▸ **SUPPLIED DATA**:

***

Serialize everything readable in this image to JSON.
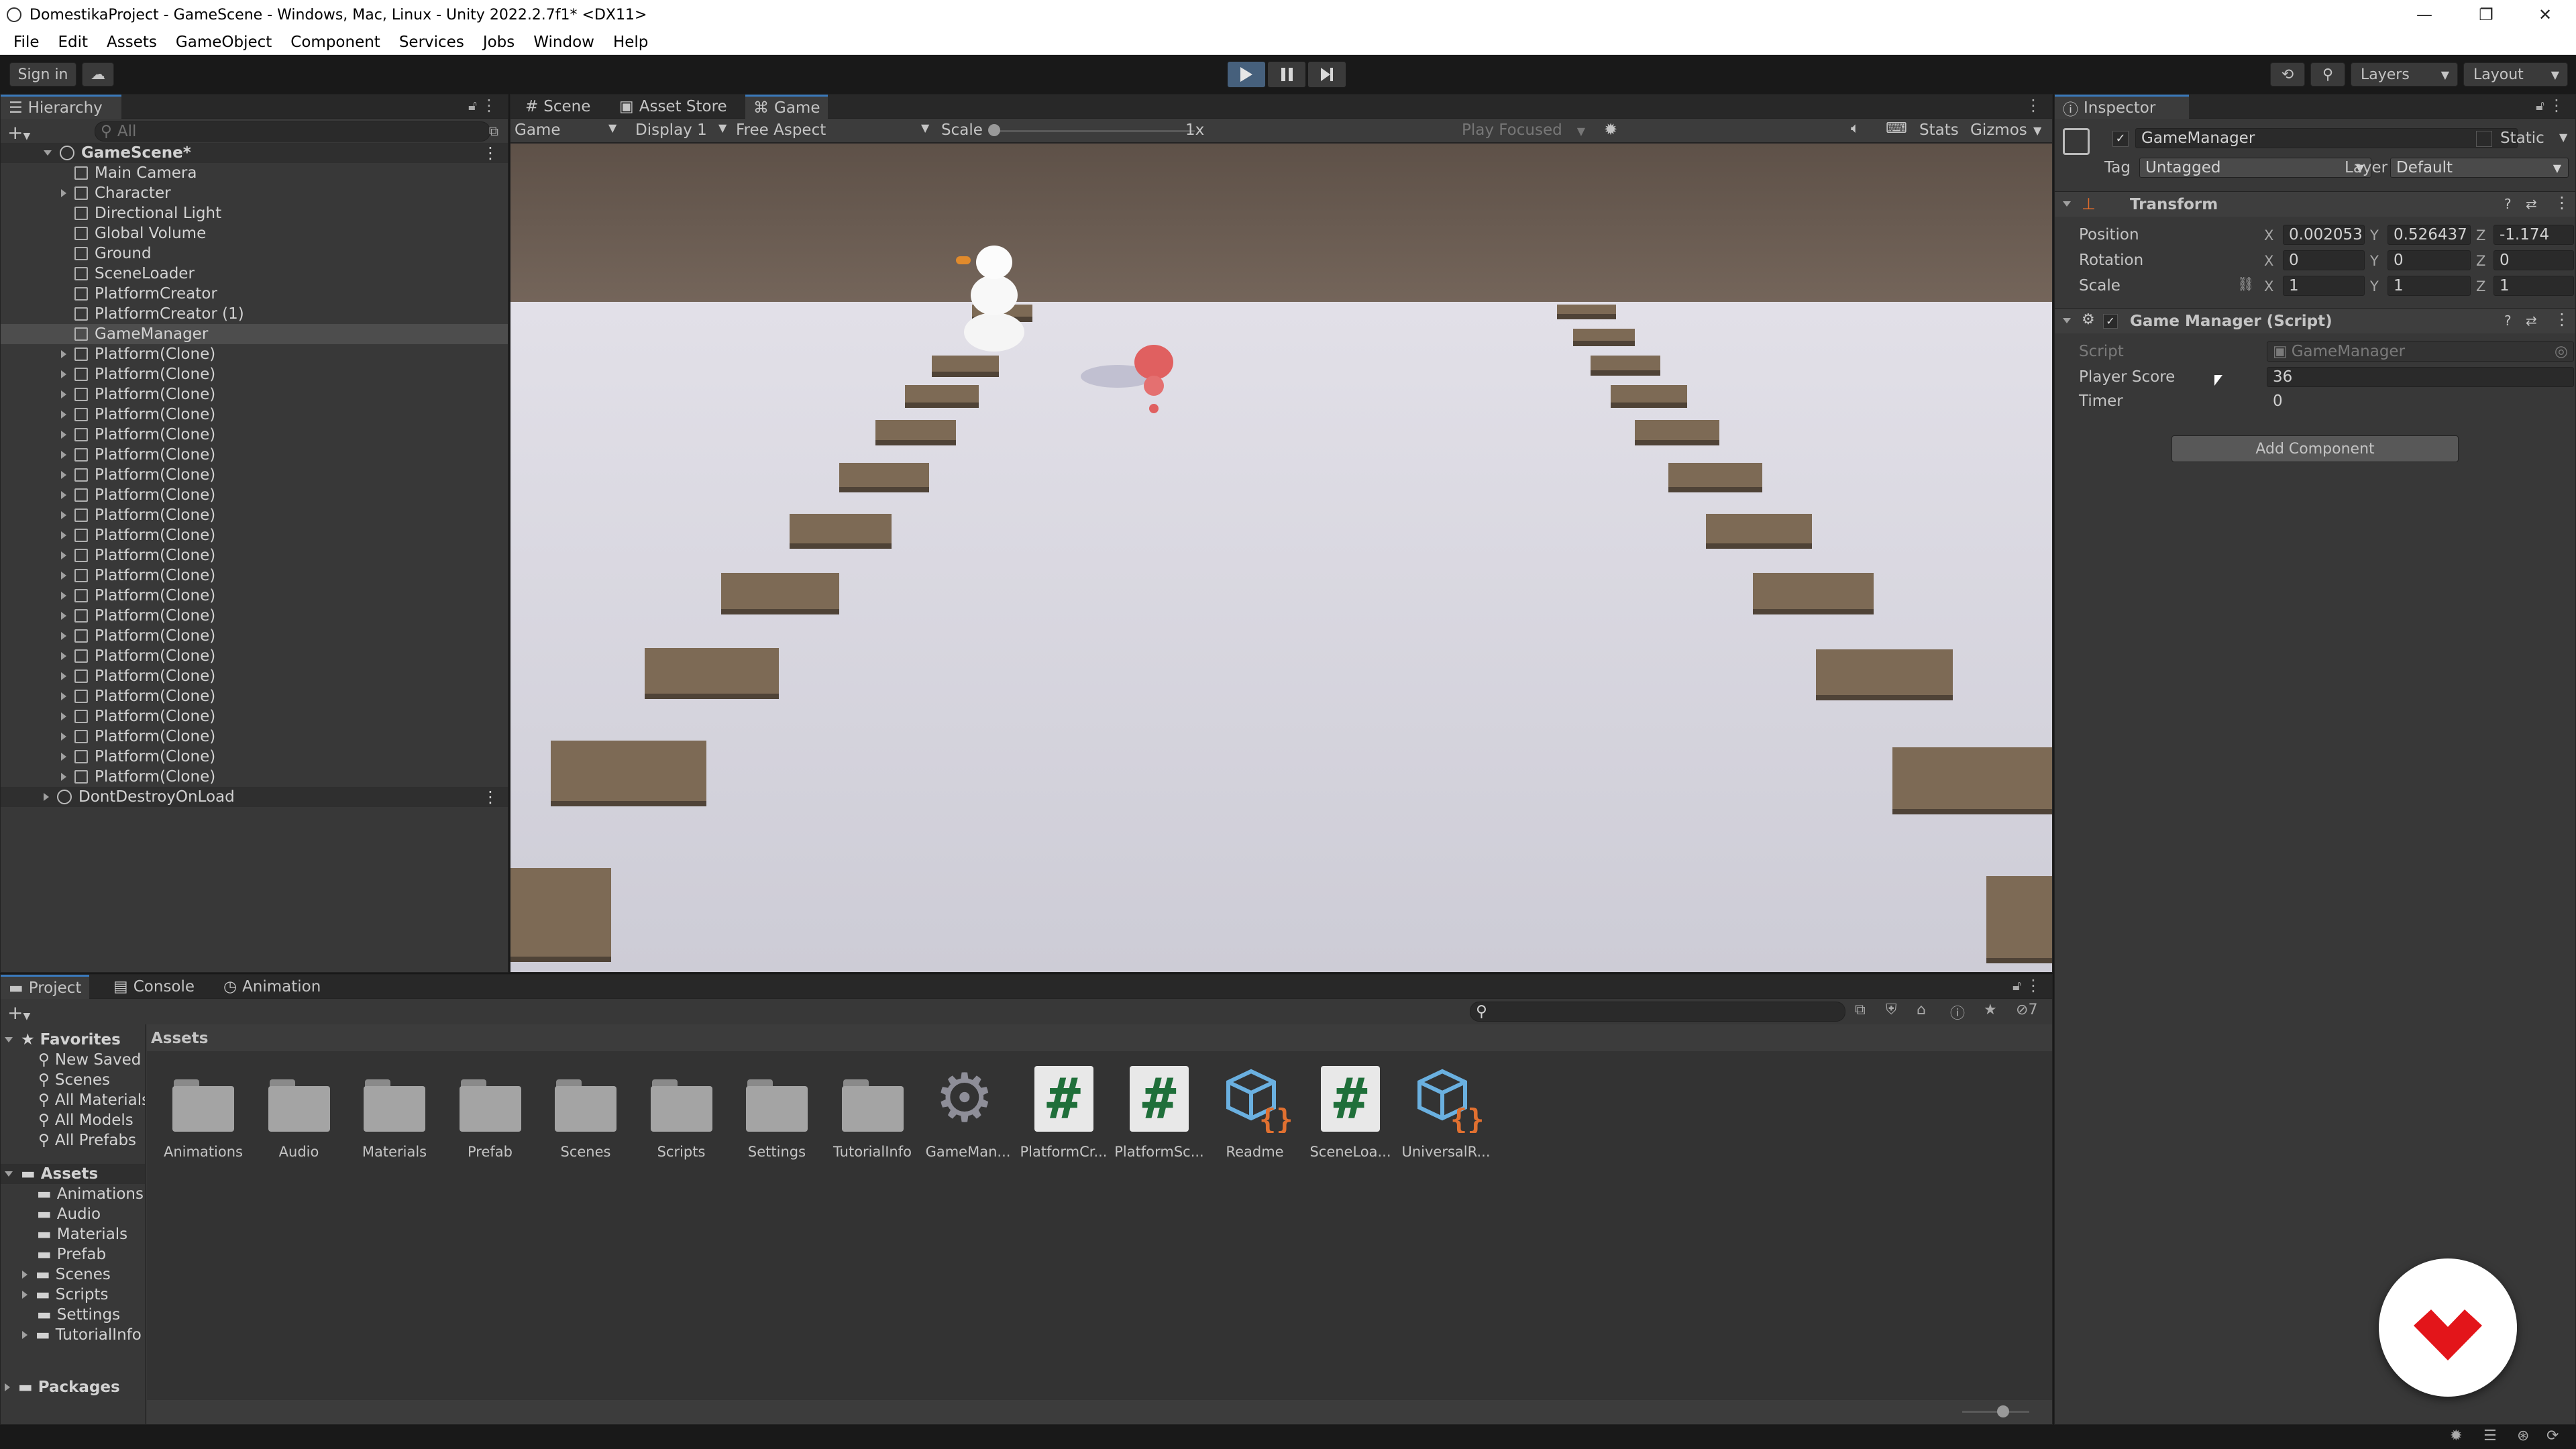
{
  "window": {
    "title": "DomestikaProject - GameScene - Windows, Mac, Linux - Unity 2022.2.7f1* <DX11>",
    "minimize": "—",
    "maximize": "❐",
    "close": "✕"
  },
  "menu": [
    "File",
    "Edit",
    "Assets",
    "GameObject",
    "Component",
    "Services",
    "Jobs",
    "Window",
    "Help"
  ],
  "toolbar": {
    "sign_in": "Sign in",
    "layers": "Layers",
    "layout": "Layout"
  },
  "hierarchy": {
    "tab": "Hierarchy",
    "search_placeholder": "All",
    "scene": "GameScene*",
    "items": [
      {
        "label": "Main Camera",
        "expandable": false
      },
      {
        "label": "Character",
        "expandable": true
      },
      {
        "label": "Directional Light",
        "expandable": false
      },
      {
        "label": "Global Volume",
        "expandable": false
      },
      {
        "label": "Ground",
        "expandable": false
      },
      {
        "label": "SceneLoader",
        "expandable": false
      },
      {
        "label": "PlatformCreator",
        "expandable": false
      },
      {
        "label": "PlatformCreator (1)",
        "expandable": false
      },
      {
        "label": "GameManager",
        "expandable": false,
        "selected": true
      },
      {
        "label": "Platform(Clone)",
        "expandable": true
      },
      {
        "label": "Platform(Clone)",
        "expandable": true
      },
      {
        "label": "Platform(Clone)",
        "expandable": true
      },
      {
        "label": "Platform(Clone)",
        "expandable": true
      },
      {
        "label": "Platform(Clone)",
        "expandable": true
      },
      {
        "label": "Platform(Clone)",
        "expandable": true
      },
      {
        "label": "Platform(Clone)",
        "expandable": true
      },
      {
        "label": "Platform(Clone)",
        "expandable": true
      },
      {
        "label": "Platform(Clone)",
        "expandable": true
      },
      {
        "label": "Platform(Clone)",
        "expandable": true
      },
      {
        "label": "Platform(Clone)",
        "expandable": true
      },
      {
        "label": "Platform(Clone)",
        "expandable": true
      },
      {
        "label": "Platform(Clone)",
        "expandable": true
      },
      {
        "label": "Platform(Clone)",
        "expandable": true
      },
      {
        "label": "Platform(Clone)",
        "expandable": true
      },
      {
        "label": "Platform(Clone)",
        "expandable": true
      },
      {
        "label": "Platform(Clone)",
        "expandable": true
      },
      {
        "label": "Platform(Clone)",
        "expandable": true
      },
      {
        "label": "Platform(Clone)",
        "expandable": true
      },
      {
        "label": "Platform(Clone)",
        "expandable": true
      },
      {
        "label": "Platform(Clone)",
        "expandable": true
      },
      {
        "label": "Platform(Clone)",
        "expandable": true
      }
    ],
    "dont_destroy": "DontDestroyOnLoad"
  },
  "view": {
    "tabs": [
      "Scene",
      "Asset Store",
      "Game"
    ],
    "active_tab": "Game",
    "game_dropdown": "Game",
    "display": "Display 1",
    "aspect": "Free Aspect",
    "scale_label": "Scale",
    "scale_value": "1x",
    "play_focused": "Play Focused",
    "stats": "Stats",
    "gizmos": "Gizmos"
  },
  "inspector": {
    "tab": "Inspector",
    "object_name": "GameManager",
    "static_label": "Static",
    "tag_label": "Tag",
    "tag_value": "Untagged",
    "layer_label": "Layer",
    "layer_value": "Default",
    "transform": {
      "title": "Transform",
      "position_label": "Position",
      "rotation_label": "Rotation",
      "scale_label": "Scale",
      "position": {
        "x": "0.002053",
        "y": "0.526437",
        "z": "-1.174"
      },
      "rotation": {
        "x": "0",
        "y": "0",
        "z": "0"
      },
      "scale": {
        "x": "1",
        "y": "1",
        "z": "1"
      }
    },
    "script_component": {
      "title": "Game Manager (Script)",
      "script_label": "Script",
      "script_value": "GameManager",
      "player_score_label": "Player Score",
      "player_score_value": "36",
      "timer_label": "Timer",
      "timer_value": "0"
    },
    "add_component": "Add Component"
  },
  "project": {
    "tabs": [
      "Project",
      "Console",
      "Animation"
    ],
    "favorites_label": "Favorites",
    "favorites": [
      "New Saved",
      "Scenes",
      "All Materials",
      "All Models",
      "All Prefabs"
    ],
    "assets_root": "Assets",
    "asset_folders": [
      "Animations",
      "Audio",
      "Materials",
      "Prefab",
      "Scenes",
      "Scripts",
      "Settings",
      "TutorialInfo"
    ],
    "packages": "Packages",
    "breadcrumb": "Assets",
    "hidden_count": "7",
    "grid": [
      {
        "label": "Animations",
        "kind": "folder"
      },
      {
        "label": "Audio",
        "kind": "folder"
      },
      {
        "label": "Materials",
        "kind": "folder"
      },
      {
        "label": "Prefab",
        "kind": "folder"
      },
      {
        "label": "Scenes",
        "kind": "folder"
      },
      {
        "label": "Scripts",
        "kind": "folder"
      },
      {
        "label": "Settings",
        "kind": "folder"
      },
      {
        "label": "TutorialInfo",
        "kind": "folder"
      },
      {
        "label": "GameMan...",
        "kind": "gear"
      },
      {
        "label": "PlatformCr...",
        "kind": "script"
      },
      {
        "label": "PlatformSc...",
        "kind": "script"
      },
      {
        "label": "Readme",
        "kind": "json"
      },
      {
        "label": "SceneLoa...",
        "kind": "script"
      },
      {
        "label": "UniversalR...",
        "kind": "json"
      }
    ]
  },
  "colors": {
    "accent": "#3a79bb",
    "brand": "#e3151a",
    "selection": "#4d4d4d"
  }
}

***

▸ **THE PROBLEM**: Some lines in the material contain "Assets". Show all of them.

▸ **YOUR RESPONSE**:
    "Assets",
    "assets_root": "Assets",
    "breadcrumb": "Assets",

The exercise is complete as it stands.